Your output must match the data word for word, with every line included.

● Data for this exercise:
• • • • • • •

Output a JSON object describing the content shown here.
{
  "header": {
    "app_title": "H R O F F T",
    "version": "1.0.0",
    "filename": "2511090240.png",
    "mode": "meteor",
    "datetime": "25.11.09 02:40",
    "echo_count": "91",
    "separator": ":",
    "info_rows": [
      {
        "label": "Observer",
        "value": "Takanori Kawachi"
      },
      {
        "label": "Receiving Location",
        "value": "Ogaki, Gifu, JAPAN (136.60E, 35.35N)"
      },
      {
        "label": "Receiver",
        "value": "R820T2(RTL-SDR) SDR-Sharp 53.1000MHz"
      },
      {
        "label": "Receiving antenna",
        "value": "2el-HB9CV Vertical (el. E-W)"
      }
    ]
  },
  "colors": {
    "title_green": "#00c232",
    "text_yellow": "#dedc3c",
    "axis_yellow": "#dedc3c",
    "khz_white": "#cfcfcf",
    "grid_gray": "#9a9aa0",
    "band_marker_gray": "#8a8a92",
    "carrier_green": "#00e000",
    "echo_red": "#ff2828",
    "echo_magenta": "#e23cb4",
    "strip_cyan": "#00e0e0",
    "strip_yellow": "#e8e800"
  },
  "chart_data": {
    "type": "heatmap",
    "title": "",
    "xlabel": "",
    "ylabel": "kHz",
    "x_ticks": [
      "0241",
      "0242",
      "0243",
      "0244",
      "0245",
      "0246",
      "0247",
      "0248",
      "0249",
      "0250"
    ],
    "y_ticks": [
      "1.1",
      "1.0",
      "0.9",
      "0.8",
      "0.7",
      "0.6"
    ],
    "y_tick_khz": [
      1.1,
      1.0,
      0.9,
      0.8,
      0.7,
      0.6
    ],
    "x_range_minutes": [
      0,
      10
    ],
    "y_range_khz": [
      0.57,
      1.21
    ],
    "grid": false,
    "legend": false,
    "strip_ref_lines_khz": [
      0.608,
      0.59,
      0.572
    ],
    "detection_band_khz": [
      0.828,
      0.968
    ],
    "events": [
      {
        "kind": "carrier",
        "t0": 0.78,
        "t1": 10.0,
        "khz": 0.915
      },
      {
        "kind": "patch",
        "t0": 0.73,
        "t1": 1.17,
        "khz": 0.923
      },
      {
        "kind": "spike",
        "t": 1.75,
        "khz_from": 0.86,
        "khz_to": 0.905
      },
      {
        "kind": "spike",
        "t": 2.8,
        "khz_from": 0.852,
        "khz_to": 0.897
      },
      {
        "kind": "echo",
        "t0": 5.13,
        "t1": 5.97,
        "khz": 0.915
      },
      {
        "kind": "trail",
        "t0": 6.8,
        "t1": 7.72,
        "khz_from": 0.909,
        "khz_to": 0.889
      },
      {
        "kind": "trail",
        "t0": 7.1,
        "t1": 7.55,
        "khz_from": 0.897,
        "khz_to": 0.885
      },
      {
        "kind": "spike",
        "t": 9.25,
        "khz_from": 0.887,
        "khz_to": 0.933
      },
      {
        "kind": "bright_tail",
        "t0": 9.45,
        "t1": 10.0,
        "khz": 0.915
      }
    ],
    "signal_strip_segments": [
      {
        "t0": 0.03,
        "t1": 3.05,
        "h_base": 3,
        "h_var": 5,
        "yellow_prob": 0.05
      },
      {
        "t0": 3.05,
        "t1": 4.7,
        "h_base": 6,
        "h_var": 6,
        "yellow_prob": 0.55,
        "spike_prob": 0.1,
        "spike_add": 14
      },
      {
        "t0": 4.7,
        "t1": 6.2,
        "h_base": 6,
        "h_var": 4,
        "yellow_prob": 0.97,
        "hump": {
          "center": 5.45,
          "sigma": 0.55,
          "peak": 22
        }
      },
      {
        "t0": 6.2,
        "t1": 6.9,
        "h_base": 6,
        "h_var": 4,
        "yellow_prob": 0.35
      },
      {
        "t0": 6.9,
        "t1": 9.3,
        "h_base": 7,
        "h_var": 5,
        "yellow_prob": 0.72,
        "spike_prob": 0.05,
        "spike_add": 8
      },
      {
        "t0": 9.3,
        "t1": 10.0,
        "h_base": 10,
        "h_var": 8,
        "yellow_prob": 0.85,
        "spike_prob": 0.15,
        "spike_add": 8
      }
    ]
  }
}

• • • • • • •

● Finished task:
Output a JSON object describing the content shown here.
{
  "header": {
    "app_title": "H R O F F T",
    "version": "1.0.0",
    "filename": "2511090240.png",
    "mode": "meteor",
    "datetime": "25.11.09 02:40",
    "echo_count": "91",
    "separator": ":",
    "info_rows": [
      {
        "label": "Observer",
        "value": "Takanori Kawachi"
      },
      {
        "label": "Receiving Location",
        "value": "Ogaki, Gifu, JAPAN (136.60E, 35.35N)"
      },
      {
        "label": "Receiver",
        "value": "R820T2(RTL-SDR) SDR-Sharp 53.1000MHz"
      },
      {
        "label": "Receiving antenna",
        "value": "2el-HB9CV Vertical (el. E-W)"
      }
    ]
  },
  "colors": {
    "title_green": "#00c232",
    "text_yellow": "#dedc3c",
    "axis_yellow": "#dedc3c",
    "khz_white": "#cfcfcf",
    "grid_gray": "#9a9aa0",
    "band_marker_gray": "#8a8a92",
    "carrier_green": "#00e000",
    "echo_red": "#ff2828",
    "echo_magenta": "#e23cb4",
    "strip_cyan": "#00e0e0",
    "strip_yellow": "#e8e800"
  },
  "chart_data": {
    "type": "heatmap",
    "title": "",
    "xlabel": "",
    "ylabel": "kHz",
    "x_ticks": [
      "0241",
      "0242",
      "0243",
      "0244",
      "0245",
      "0246",
      "0247",
      "0248",
      "0249",
      "0250"
    ],
    "y_ticks": [
      "1.1",
      "1.0",
      "0.9",
      "0.8",
      "0.7",
      "0.6"
    ],
    "y_tick_khz": [
      1.1,
      1.0,
      0.9,
      0.8,
      0.7,
      0.6
    ],
    "x_range_minutes": [
      0,
      10
    ],
    "y_range_khz": [
      0.57,
      1.21
    ],
    "grid": false,
    "legend": false,
    "strip_ref_lines_khz": [
      0.608,
      0.59,
      0.572
    ],
    "detection_band_khz": [
      0.828,
      0.968
    ],
    "events": [
      {
        "kind": "carrier",
        "t0": 0.78,
        "t1": 10.0,
        "khz": 0.915
      },
      {
        "kind": "patch",
        "t0": 0.73,
        "t1": 1.17,
        "khz": 0.923
      },
      {
        "kind": "spike",
        "t": 1.75,
        "khz_from": 0.86,
        "khz_to": 0.905
      },
      {
        "kind": "spike",
        "t": 2.8,
        "khz_from": 0.852,
        "khz_to": 0.897
      },
      {
        "kind": "echo",
        "t0": 5.13,
        "t1": 5.97,
        "khz": 0.915
      },
      {
        "kind": "trail",
        "t0": 6.8,
        "t1": 7.72,
        "khz_from": 0.909,
        "khz_to": 0.889
      },
      {
        "kind": "trail",
        "t0": 7.1,
        "t1": 7.55,
        "khz_from": 0.897,
        "khz_to": 0.885
      },
      {
        "kind": "spike",
        "t": 9.25,
        "khz_from": 0.887,
        "khz_to": 0.933
      },
      {
        "kind": "bright_tail",
        "t0": 9.45,
        "t1": 10.0,
        "khz": 0.915
      }
    ],
    "signal_strip_segments": [
      {
        "t0": 0.03,
        "t1": 3.05,
        "h_base": 3,
        "h_var": 5,
        "yellow_prob": 0.05
      },
      {
        "t0": 3.05,
        "t1": 4.7,
        "h_base": 6,
        "h_var": 6,
        "yellow_prob": 0.55,
        "spike_prob": 0.1,
        "spike_add": 14
      },
      {
        "t0": 4.7,
        "t1": 6.2,
        "h_base": 6,
        "h_var": 4,
        "yellow_prob": 0.97,
        "hump": {
          "center": 5.45,
          "sigma": 0.55,
          "peak": 22
        }
      },
      {
        "t0": 6.2,
        "t1": 6.9,
        "h_base": 6,
        "h_var": 4,
        "yellow_prob": 0.35
      },
      {
        "t0": 6.9,
        "t1": 9.3,
        "h_base": 7,
        "h_var": 5,
        "yellow_prob": 0.72,
        "spike_prob": 0.05,
        "spike_add": 8
      },
      {
        "t0": 9.3,
        "t1": 10.0,
        "h_base": 10,
        "h_var": 8,
        "yellow_prob": 0.85,
        "spike_prob": 0.15,
        "spike_add": 8
      }
    ]
  }
}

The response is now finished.